• **TASK ITEM**: Everything in the listing should be restated word for word.

• **EXERCISE INPUTS**:
★ ★ ★ ★ ★

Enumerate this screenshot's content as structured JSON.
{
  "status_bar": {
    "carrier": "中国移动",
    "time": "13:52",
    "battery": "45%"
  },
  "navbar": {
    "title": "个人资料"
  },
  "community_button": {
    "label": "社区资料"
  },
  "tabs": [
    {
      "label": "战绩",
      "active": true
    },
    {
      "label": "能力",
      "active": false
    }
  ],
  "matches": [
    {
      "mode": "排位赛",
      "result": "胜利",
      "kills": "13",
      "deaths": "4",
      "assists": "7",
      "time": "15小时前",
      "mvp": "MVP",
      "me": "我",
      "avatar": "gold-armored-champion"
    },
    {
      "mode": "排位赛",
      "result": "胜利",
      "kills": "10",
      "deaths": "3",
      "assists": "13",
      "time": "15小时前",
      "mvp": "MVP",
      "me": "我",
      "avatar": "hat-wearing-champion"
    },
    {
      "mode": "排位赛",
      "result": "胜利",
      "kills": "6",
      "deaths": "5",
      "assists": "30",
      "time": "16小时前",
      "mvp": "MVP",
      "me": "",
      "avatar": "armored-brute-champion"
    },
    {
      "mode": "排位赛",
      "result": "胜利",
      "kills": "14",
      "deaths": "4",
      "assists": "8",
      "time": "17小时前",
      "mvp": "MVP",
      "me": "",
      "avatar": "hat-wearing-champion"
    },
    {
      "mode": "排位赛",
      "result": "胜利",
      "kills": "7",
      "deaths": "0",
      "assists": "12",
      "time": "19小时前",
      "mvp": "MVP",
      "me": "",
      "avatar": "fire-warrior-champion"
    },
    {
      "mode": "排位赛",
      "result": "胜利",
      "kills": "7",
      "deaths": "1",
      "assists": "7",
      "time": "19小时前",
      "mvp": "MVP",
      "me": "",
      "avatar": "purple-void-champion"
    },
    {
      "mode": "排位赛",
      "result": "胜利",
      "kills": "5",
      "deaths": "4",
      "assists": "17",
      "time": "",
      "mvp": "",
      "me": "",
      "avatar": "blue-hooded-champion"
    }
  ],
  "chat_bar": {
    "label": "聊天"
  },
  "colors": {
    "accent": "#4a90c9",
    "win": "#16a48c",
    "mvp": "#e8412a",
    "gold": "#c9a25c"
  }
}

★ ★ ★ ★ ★

• **RESPONSE TO THE TASK**:
Enumerate this screenshot's content as structured JSON.
{
  "status_bar": {
    "carrier": "中国移动",
    "time": "13:52",
    "battery": "45%"
  },
  "navbar": {
    "title": "个人资料"
  },
  "community_button": {
    "label": "社区资料"
  },
  "tabs": [
    {
      "label": "战绩",
      "active": true
    },
    {
      "label": "能力",
      "active": false
    }
  ],
  "matches": [
    {
      "mode": "排位赛",
      "result": "胜利",
      "kills": "13",
      "deaths": "4",
      "assists": "7",
      "time": "15小时前",
      "mvp": "MVP",
      "me": "我",
      "avatar": "gold-armored-champion"
    },
    {
      "mode": "排位赛",
      "result": "胜利",
      "kills": "10",
      "deaths": "3",
      "assists": "13",
      "time": "15小时前",
      "mvp": "MVP",
      "me": "我",
      "avatar": "hat-wearing-champion"
    },
    {
      "mode": "排位赛",
      "result": "胜利",
      "kills": "6",
      "deaths": "5",
      "assists": "30",
      "time": "16小时前",
      "mvp": "MVP",
      "me": "",
      "avatar": "armored-brute-champion"
    },
    {
      "mode": "排位赛",
      "result": "胜利",
      "kills": "14",
      "deaths": "4",
      "assists": "8",
      "time": "17小时前",
      "mvp": "MVP",
      "me": "",
      "avatar": "hat-wearing-champion"
    },
    {
      "mode": "排位赛",
      "result": "胜利",
      "kills": "7",
      "deaths": "0",
      "assists": "12",
      "time": "19小时前",
      "mvp": "MVP",
      "me": "",
      "avatar": "fire-warrior-champion"
    },
    {
      "mode": "排位赛",
      "result": "胜利",
      "kills": "7",
      "deaths": "1",
      "assists": "7",
      "time": "19小时前",
      "mvp": "MVP",
      "me": "",
      "avatar": "purple-void-champion"
    },
    {
      "mode": "排位赛",
      "result": "胜利",
      "kills": "5",
      "deaths": "4",
      "assists": "17",
      "time": "",
      "mvp": "",
      "me": "",
      "avatar": "blue-hooded-champion"
    }
  ],
  "chat_bar": {
    "label": "聊天"
  },
  "colors": {
    "accent": "#4a90c9",
    "win": "#16a48c",
    "mvp": "#e8412a",
    "gold": "#c9a25c"
  }
}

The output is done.